# Work order
Each entry is to be retyped exactly as it stands.

# Input data

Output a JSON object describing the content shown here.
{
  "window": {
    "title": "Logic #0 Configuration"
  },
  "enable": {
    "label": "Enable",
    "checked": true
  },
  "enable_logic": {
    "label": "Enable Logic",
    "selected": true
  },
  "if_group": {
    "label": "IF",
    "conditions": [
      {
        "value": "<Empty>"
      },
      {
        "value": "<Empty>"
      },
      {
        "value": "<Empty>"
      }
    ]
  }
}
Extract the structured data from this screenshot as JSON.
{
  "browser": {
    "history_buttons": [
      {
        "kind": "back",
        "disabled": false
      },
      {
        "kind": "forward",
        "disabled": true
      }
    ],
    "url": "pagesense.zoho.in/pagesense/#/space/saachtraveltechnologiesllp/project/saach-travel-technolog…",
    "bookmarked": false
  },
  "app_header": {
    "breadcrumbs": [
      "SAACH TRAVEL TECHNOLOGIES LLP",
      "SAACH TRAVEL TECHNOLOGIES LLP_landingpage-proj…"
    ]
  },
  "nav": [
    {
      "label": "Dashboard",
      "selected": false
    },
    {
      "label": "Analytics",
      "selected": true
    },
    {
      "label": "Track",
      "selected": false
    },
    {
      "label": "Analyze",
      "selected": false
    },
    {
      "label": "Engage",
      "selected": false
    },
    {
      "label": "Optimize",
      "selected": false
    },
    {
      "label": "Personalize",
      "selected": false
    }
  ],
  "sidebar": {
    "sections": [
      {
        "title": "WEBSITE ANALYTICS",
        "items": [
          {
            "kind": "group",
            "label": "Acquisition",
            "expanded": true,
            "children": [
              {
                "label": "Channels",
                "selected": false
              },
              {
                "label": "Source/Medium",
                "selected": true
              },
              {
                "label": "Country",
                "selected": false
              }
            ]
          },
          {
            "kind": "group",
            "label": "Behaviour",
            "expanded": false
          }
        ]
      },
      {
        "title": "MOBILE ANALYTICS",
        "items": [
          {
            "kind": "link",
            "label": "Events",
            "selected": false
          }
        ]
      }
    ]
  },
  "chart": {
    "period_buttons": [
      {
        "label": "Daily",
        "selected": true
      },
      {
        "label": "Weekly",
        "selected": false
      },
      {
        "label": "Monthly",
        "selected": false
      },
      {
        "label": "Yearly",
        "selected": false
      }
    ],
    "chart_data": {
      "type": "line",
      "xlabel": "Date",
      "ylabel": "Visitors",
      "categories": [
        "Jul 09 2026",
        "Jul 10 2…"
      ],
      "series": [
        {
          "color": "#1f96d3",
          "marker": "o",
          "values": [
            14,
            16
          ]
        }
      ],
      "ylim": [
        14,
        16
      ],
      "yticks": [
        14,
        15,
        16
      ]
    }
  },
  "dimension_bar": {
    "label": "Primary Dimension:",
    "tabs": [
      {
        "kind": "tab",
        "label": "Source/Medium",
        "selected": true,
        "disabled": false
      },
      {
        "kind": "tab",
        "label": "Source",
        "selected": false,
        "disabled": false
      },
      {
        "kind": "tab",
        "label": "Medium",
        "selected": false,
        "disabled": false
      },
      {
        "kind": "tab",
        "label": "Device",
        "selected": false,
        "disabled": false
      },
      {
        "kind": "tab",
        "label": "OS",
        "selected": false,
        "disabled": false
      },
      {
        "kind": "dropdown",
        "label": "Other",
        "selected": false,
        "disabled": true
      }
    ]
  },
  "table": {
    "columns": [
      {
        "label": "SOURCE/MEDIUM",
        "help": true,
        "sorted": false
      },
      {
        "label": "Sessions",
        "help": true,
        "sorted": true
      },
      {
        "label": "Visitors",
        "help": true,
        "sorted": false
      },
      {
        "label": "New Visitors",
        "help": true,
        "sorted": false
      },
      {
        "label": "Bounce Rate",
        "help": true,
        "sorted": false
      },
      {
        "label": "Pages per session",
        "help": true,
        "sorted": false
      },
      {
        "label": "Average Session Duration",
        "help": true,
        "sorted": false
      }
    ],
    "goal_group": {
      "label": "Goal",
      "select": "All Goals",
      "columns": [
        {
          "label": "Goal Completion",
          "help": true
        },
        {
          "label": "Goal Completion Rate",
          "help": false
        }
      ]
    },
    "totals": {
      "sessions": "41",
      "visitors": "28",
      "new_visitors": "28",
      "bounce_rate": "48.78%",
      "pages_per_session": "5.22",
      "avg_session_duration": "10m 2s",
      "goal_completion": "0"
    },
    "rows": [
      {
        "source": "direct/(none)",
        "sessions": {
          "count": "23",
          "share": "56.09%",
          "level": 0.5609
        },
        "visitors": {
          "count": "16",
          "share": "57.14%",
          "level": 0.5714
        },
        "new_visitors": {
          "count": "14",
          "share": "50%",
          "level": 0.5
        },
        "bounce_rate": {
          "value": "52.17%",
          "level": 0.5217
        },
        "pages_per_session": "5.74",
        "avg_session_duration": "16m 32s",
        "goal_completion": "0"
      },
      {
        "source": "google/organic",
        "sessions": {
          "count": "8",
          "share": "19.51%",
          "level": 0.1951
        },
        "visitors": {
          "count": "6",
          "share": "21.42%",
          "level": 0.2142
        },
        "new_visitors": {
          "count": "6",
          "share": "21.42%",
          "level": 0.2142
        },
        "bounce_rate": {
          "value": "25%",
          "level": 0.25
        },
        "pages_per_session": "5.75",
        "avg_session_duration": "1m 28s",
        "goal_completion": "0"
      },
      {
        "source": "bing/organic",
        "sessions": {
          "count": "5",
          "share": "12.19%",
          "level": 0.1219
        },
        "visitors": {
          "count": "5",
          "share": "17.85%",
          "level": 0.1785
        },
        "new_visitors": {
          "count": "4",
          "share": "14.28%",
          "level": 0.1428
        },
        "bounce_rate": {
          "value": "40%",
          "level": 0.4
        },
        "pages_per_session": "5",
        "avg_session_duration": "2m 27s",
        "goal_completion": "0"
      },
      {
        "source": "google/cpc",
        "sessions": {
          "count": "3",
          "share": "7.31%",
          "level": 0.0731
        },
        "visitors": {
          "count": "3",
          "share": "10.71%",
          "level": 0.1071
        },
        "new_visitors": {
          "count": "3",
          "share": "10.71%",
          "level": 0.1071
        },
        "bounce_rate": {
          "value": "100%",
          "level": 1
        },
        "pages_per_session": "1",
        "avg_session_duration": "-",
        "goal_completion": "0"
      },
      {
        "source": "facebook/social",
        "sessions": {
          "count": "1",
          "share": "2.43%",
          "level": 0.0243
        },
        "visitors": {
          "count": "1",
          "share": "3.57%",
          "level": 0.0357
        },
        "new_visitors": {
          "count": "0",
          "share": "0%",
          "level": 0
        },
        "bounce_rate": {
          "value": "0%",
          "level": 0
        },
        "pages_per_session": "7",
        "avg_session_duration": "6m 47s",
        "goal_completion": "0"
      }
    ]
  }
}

# Output of the task
Output a JSON object describing the content shown here.
{
  "window": {
    "title": "Logic #0 Configuration"
  },
  "enable": {
    "label": "Enable",
    "checked": true
  },
  "enable_logic": {
    "label": "Enable Logic",
    "selected": true
  },
  "if_group": {
    "label": "IF",
    "conditions": [
      {
        "value": "<Empty>"
      },
      {
        "value": "<Empty>"
      },
      {
        "value": "<Empty>"
      }
    ]
  }
}
Extract the structured data from this screenshot as JSON.
{
  "browser": {
    "history_buttons": [
      {
        "kind": "back",
        "disabled": false
      },
      {
        "kind": "forward",
        "disabled": true
      }
    ],
    "url": "pagesense.zoho.in/pagesense/#/space/saachtraveltechnologiesllp/project/saach-travel-technolog…",
    "bookmarked": false
  },
  "app_header": {
    "breadcrumbs": [
      "SAACH TRAVEL TECHNOLOGIES LLP",
      "SAACH TRAVEL TECHNOLOGIES LLP_landingpage-proj…"
    ]
  },
  "nav": [
    {
      "label": "Dashboard",
      "selected": false
    },
    {
      "label": "Analytics",
      "selected": true
    },
    {
      "label": "Track",
      "selected": false
    },
    {
      "label": "Analyze",
      "selected": false
    },
    {
      "label": "Engage",
      "selected": false
    },
    {
      "label": "Optimize",
      "selected": false
    },
    {
      "label": "Personalize",
      "selected": false
    }
  ],
  "sidebar": {
    "sections": [
      {
        "title": "WEBSITE ANALYTICS",
        "items": [
          {
            "kind": "group",
            "label": "Acquisition",
            "expanded": true,
            "children": [
              {
                "label": "Channels",
                "selected": false
              },
              {
                "label": "Source/Medium",
                "selected": true
              },
              {
                "label": "Country",
                "selected": false
              }
            ]
          },
          {
            "kind": "group",
            "label": "Behaviour",
            "expanded": false
          }
        ]
      },
      {
        "title": "MOBILE ANALYTICS",
        "items": [
          {
            "kind": "link",
            "label": "Events",
            "selected": false
          }
        ]
      }
    ]
  },
  "chart": {
    "period_buttons": [
      {
        "label": "Daily",
        "selected": true
      },
      {
        "label": "Weekly",
        "selected": false
      },
      {
        "label": "Monthly",
        "selected": false
      },
      {
        "label": "Yearly",
        "selected": false
      }
    ],
    "chart_data": {
      "type": "line",
      "xlabel": "Date",
      "ylabel": "Visitors",
      "categories": [
        "Jul 09 2026",
        "Jul 10 2…"
      ],
      "series": [
        {
          "color": "#1f96d3",
          "marker": "o",
          "values": [
            14,
            16
          ]
        }
      ],
      "ylim": [
        14,
        16
      ],
      "yticks": [
        14,
        15,
        16
      ]
    }
  },
  "dimension_bar": {
    "label": "Primary Dimension:",
    "tabs": [
      {
        "kind": "tab",
        "label": "Source/Medium",
        "selected": true,
        "disabled": false
      },
      {
        "kind": "tab",
        "label": "Source",
        "selected": false,
        "disabled": false
      },
      {
        "kind": "tab",
        "label": "Medium",
        "selected": false,
        "disabled": false
      },
      {
        "kind": "tab",
        "label": "Device",
        "selected": false,
        "disabled": false
      },
      {
        "kind": "tab",
        "label": "OS",
        "selected": false,
        "disabled": false
      },
      {
        "kind": "dropdown",
        "label": "Other",
        "selected": false,
        "disabled": true
      }
    ]
  },
  "table": {
    "columns": [
      {
        "label": "SOURCE/MEDIUM",
        "help": true,
        "sorted": false
      },
      {
        "label": "Sessions",
        "help": true,
        "sorted": true
      },
      {
        "label": "Visitors",
        "help": true,
        "sorted": false
      },
      {
        "label": "New Visitors",
        "help": true,
        "sorted": false
      },
      {
        "label": "Bounce Rate",
        "help": true,
        "sorted": false
      },
      {
        "label": "Pages per session",
        "help": true,
        "sorted": false
      },
      {
        "label": "Average Session Duration",
        "help": true,
        "sorted": false
      }
    ],
    "goal_group": {
      "label": "Goal",
      "select": "All Goals",
      "columns": [
        {
          "label": "Goal Completion",
          "help": true
        },
        {
          "label": "Goal Completion Rate",
          "help": false
        }
      ]
    },
    "totals": {
      "sessions": "41",
      "visitors": "28",
      "new_visitors": "28",
      "bounce_rate": "48.78%",
      "pages_per_session": "5.22",
      "avg_session_duration": "10m 2s",
      "goal_completion": "0"
    },
    "rows": [
      {
        "source": "direct/(none)",
        "sessions": {
          "count": "23",
          "share": "56.09%",
          "level": 0.5609
        },
        "visitors": {
          "count": "16",
          "share": "57.14%",
          "level": 0.5714
        },
        "new_visitors": {
          "count": "14",
          "share": "50%",
          "level": 0.5
        },
        "bounce_rate": {
          "value": "52.17%",
          "level": 0.5217
        },
        "pages_per_session": "5.74",
        "avg_session_duration": "16m 32s",
        "goal_completion": "0"
      },
      {
        "source": "google/organic",
        "sessions": {
          "count": "8",
          "share": "19.51%",
          "level": 0.1951
        },
        "visitors": {
          "count": "6",
          "share": "21.42%",
          "level": 0.2142
        },
        "new_visitors": {
          "count": "6",
          "share": "21.42%",
          "level": 0.2142
        },
        "bounce_rate": {
          "value": "25%",
          "level": 0.25
        },
        "pages_per_session": "5.75",
        "avg_session_duration": "1m 28s",
        "goal_completion": "0"
      },
      {
        "source": "bing/organic",
        "sessions": {
          "count": "5",
          "share": "12.19%",
          "level": 0.1219
        },
        "visitors": {
          "count": "5",
          "share": "17.85%",
          "level": 0.1785
        },
        "new_visitors": {
          "count": "4",
          "share": "14.28%",
          "level": 0.1428
        },
        "bounce_rate": {
          "value": "40%",
          "level": 0.4
        },
        "pages_per_session": "5",
        "avg_session_duration": "2m 27s",
        "goal_completion": "0"
      },
      {
        "source": "google/cpc",
        "sessions": {
          "count": "3",
          "share": "7.31%",
          "level": 0.0731
        },
        "visitors": {
          "count": "3",
          "share": "10.71%",
          "level": 0.1071
        },
        "new_visitors": {
          "count": "3",
          "share": "10.71%",
          "level": 0.1071
        },
        "bounce_rate": {
          "value": "100%",
          "level": 1
        },
        "pages_per_session": "1",
        "avg_session_duration": "-",
        "goal_completion": "0"
      },
      {
        "source": "facebook/social",
        "sessions": {
          "count": "1",
          "share": "2.43%",
          "level": 0.0243
        },
        "visitors": {
          "count": "1",
          "share": "3.57%",
          "level": 0.0357
        },
        "new_visitors": {
          "count": "0",
          "share": "0%",
          "level": 0
        },
        "bounce_rate": {
          "value": "0%",
          "level": 0
        },
        "pages_per_session": "7",
        "avg_session_duration": "6m 47s",
        "goal_completion": "0"
      }
    ]
  }
}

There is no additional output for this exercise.